(Web page and app entries)
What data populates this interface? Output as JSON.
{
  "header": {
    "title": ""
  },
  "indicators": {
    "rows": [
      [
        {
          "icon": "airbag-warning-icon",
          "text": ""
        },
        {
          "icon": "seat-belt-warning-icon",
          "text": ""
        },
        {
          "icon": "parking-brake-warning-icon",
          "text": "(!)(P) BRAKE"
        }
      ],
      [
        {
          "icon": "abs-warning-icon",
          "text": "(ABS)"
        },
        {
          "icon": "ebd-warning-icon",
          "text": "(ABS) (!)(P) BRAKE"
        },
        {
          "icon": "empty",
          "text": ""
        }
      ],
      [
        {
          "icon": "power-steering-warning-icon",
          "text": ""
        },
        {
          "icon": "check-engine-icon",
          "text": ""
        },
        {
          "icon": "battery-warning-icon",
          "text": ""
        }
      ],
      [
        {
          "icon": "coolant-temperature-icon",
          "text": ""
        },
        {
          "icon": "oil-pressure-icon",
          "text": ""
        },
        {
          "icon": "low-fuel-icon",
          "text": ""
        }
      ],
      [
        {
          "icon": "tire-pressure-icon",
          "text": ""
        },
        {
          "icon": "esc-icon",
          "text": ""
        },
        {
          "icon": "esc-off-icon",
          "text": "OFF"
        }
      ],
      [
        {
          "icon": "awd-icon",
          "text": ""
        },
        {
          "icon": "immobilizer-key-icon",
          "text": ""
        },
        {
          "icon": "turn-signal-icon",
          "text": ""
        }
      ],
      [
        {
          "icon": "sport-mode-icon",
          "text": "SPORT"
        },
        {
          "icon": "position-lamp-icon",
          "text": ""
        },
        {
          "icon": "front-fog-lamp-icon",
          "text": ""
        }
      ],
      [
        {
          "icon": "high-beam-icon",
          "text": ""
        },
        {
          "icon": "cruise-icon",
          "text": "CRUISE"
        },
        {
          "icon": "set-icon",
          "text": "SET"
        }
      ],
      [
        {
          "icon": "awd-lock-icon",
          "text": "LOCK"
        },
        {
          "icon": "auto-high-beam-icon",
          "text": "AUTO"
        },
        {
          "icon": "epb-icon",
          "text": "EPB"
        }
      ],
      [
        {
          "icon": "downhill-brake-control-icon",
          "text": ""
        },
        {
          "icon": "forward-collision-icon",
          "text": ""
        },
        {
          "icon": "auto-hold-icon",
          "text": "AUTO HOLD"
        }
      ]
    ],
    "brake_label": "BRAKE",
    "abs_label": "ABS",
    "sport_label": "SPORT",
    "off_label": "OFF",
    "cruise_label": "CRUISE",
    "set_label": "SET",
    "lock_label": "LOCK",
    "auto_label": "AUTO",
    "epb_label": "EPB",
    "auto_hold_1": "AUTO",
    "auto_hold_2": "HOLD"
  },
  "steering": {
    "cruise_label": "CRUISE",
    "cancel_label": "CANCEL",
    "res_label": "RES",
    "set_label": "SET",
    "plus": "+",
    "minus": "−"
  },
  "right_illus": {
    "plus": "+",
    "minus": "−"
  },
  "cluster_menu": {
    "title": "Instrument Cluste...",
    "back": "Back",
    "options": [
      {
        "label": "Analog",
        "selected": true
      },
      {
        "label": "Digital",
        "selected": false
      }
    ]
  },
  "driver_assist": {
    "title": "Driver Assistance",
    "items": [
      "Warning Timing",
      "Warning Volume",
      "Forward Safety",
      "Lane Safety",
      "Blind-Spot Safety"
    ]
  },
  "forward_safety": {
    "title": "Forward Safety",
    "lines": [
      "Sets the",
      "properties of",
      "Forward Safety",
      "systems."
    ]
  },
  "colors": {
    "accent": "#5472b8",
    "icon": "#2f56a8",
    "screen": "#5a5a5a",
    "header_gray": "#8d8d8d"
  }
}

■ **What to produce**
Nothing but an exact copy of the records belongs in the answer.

■ **Answer for the task**
What data populates this interface? Output as JSON.
{
  "header": {
    "title": ""
  },
  "indicators": {
    "rows": [
      [
        {
          "icon": "airbag-warning-icon",
          "text": ""
        },
        {
          "icon": "seat-belt-warning-icon",
          "text": ""
        },
        {
          "icon": "parking-brake-warning-icon",
          "text": "(!)(P) BRAKE"
        }
      ],
      [
        {
          "icon": "abs-warning-icon",
          "text": "(ABS)"
        },
        {
          "icon": "ebd-warning-icon",
          "text": "(ABS) (!)(P) BRAKE"
        },
        {
          "icon": "empty",
          "text": ""
        }
      ],
      [
        {
          "icon": "power-steering-warning-icon",
          "text": ""
        },
        {
          "icon": "check-engine-icon",
          "text": ""
        },
        {
          "icon": "battery-warning-icon",
          "text": ""
        }
      ],
      [
        {
          "icon": "coolant-temperature-icon",
          "text": ""
        },
        {
          "icon": "oil-pressure-icon",
          "text": ""
        },
        {
          "icon": "low-fuel-icon",
          "text": ""
        }
      ],
      [
        {
          "icon": "tire-pressure-icon",
          "text": ""
        },
        {
          "icon": "esc-icon",
          "text": ""
        },
        {
          "icon": "esc-off-icon",
          "text": "OFF"
        }
      ],
      [
        {
          "icon": "awd-icon",
          "text": ""
        },
        {
          "icon": "immobilizer-key-icon",
          "text": ""
        },
        {
          "icon": "turn-signal-icon",
          "text": ""
        }
      ],
      [
        {
          "icon": "sport-mode-icon",
          "text": "SPORT"
        },
        {
          "icon": "position-lamp-icon",
          "text": ""
        },
        {
          "icon": "front-fog-lamp-icon",
          "text": ""
        }
      ],
      [
        {
          "icon": "high-beam-icon",
          "text": ""
        },
        {
          "icon": "cruise-icon",
          "text": "CRUISE"
        },
        {
          "icon": "set-icon",
          "text": "SET"
        }
      ],
      [
        {
          "icon": "awd-lock-icon",
          "text": "LOCK"
        },
        {
          "icon": "auto-high-beam-icon",
          "text": "AUTO"
        },
        {
          "icon": "epb-icon",
          "text": "EPB"
        }
      ],
      [
        {
          "icon": "downhill-brake-control-icon",
          "text": ""
        },
        {
          "icon": "forward-collision-icon",
          "text": ""
        },
        {
          "icon": "auto-hold-icon",
          "text": "AUTO HOLD"
        }
      ]
    ],
    "brake_label": "BRAKE",
    "abs_label": "ABS",
    "sport_label": "SPORT",
    "off_label": "OFF",
    "cruise_label": "CRUISE",
    "set_label": "SET",
    "lock_label": "LOCK",
    "auto_label": "AUTO",
    "epb_label": "EPB",
    "auto_hold_1": "AUTO",
    "auto_hold_2": "HOLD"
  },
  "steering": {
    "cruise_label": "CRUISE",
    "cancel_label": "CANCEL",
    "res_label": "RES",
    "set_label": "SET",
    "plus": "+",
    "minus": "−"
  },
  "right_illus": {
    "plus": "+",
    "minus": "−"
  },
  "cluster_menu": {
    "title": "Instrument Cluste...",
    "back": "Back",
    "options": [
      {
        "label": "Analog",
        "selected": true
      },
      {
        "label": "Digital",
        "selected": false
      }
    ]
  },
  "driver_assist": {
    "title": "Driver Assistance",
    "items": [
      "Warning Timing",
      "Warning Volume",
      "Forward Safety",
      "Lane Safety",
      "Blind-Spot Safety"
    ]
  },
  "forward_safety": {
    "title": "Forward Safety",
    "lines": [
      "Sets the",
      "properties of",
      "Forward Safety",
      "systems."
    ]
  },
  "colors": {
    "accent": "#5472b8",
    "icon": "#2f56a8",
    "screen": "#5a5a5a",
    "header_gray": "#8d8d8d"
  }
}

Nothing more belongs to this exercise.